Exercise | Down to the last line, set the entries down again exactly.

Supplied entries |
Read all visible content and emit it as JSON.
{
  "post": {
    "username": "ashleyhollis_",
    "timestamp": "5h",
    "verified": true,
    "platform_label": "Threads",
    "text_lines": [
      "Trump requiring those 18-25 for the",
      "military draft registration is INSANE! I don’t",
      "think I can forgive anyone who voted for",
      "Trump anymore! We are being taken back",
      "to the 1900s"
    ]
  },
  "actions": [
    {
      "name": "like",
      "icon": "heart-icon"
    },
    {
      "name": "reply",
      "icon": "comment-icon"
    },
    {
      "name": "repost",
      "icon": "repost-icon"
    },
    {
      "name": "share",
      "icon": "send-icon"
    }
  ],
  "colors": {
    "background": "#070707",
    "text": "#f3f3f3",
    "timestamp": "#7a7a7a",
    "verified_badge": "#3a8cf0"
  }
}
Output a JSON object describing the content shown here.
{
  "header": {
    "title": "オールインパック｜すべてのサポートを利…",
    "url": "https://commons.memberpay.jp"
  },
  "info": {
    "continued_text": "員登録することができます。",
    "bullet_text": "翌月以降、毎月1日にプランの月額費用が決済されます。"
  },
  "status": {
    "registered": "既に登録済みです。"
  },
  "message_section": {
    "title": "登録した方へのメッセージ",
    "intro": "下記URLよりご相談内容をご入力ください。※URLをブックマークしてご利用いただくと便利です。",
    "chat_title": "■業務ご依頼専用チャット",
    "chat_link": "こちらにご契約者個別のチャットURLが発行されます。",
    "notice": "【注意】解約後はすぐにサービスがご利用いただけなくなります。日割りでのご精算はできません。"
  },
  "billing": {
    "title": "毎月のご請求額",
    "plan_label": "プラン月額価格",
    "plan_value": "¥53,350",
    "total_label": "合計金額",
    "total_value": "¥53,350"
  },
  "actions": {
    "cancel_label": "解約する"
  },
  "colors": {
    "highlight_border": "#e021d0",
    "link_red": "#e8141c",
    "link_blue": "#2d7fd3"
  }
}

Answer section |
Read all visible content and emit it as JSON.
{
  "post": {
    "username": "ashleyhollis_",
    "timestamp": "5h",
    "verified": true,
    "platform_label": "Threads",
    "text_lines": [
      "Trump requiring those 18-25 for the",
      "military draft registration is INSANE! I don’t",
      "think I can forgive anyone who voted for",
      "Trump anymore! We are being taken back",
      "to the 1900s"
    ]
  },
  "actions": [
    {
      "name": "like",
      "icon": "heart-icon"
    },
    {
      "name": "reply",
      "icon": "comment-icon"
    },
    {
      "name": "repost",
      "icon": "repost-icon"
    },
    {
      "name": "share",
      "icon": "send-icon"
    }
  ],
  "colors": {
    "background": "#070707",
    "text": "#f3f3f3",
    "timestamp": "#7a7a7a",
    "verified_badge": "#3a8cf0"
  }
}
Output a JSON object describing the content shown here.
{
  "header": {
    "title": "オールインパック｜すべてのサポートを利…",
    "url": "https://commons.memberpay.jp"
  },
  "info": {
    "continued_text": "員登録することができます。",
    "bullet_text": "翌月以降、毎月1日にプランの月額費用が決済されます。"
  },
  "status": {
    "registered": "既に登録済みです。"
  },
  "message_section": {
    "title": "登録した方へのメッセージ",
    "intro": "下記URLよりご相談内容をご入力ください。※URLをブックマークしてご利用いただくと便利です。",
    "chat_title": "■業務ご依頼専用チャット",
    "chat_link": "こちらにご契約者個別のチャットURLが発行されます。",
    "notice": "【注意】解約後はすぐにサービスがご利用いただけなくなります。日割りでのご精算はできません。"
  },
  "billing": {
    "title": "毎月のご請求額",
    "plan_label": "プラン月額価格",
    "plan_value": "¥53,350",
    "total_label": "合計金額",
    "total_value": "¥53,350"
  },
  "actions": {
    "cancel_label": "解約する"
  },
  "colors": {
    "highlight_border": "#e021d0",
    "link_red": "#e8141c",
    "link_blue": "#2d7fd3"
  }
}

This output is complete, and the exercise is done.